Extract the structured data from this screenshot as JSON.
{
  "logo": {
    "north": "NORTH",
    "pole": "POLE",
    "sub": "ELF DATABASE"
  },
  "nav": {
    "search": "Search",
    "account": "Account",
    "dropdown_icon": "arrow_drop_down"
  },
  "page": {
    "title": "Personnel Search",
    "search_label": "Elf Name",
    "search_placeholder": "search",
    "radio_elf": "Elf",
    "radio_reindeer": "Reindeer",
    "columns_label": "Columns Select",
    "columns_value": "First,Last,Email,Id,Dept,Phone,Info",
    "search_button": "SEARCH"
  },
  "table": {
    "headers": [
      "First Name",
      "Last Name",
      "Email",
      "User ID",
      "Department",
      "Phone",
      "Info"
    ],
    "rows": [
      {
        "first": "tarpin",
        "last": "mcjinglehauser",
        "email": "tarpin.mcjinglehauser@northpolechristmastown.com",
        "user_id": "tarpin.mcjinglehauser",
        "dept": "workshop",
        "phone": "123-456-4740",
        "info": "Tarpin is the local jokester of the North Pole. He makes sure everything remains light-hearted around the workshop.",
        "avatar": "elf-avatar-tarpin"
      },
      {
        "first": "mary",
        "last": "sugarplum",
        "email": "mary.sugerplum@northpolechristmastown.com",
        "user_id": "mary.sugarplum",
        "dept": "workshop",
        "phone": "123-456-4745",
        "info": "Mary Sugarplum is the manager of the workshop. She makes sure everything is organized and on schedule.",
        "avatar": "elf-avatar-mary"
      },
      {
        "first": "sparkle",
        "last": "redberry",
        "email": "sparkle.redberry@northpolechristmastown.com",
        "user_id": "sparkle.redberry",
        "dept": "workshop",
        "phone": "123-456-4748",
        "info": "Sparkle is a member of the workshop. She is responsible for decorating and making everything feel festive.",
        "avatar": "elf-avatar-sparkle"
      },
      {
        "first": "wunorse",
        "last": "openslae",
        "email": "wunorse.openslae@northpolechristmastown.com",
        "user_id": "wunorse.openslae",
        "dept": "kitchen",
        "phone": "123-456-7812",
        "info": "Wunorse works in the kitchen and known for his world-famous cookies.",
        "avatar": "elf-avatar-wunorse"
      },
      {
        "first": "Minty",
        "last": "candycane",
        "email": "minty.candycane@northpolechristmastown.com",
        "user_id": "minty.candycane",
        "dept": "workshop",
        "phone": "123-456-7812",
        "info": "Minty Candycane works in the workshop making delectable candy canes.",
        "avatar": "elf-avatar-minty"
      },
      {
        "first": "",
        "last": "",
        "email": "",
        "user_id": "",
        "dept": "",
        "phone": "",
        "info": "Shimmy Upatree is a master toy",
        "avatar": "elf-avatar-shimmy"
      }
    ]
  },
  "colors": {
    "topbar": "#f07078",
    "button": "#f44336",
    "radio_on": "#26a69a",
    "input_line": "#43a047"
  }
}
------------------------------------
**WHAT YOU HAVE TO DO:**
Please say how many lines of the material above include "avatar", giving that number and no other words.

**ANSWER FOR THIS EXERCISE:**
6